Records provided:

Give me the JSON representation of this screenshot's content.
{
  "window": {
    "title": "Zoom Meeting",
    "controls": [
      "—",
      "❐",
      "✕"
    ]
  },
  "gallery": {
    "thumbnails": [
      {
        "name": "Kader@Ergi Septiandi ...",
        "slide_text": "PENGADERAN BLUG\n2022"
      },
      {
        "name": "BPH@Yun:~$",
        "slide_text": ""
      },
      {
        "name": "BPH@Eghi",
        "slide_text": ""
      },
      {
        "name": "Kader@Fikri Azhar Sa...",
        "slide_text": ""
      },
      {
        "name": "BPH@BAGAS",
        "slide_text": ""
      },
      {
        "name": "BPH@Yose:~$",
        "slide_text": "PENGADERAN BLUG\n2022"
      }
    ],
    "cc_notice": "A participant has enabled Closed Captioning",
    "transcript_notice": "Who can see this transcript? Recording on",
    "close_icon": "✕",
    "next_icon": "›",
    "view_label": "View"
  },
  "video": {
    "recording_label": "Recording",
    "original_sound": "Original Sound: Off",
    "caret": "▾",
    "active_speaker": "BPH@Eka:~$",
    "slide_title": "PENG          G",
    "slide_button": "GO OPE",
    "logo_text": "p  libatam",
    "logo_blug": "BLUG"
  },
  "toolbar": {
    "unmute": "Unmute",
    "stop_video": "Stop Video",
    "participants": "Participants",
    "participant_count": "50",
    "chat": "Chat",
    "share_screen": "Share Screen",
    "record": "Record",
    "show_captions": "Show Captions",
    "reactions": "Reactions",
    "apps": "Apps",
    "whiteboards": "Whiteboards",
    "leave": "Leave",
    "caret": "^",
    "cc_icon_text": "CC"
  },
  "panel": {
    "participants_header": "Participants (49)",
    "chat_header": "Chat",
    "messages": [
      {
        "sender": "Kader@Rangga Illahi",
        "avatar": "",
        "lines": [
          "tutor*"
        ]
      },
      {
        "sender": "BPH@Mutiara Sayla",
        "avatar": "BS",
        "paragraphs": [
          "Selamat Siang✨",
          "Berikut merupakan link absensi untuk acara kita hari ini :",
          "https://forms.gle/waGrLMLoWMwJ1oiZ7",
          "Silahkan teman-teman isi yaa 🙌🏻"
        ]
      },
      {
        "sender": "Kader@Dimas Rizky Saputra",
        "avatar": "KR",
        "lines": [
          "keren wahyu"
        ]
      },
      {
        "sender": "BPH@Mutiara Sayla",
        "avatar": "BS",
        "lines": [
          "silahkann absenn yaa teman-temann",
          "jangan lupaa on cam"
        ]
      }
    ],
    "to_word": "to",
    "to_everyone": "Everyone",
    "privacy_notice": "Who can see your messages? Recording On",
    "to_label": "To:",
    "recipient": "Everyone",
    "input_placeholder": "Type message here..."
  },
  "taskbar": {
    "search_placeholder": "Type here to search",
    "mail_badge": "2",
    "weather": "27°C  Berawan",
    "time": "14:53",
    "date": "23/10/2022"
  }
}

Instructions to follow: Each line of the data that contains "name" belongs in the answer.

Your response:
        "name": "Kader@Ergi Septiandi ...",
        "name": "BPH@Yun:~$",
        "name": "BPH@Eghi",
        "name": "Kader@Fikri Azhar Sa...",
        "name": "BPH@BAGAS",
        "name": "BPH@Yose:~$",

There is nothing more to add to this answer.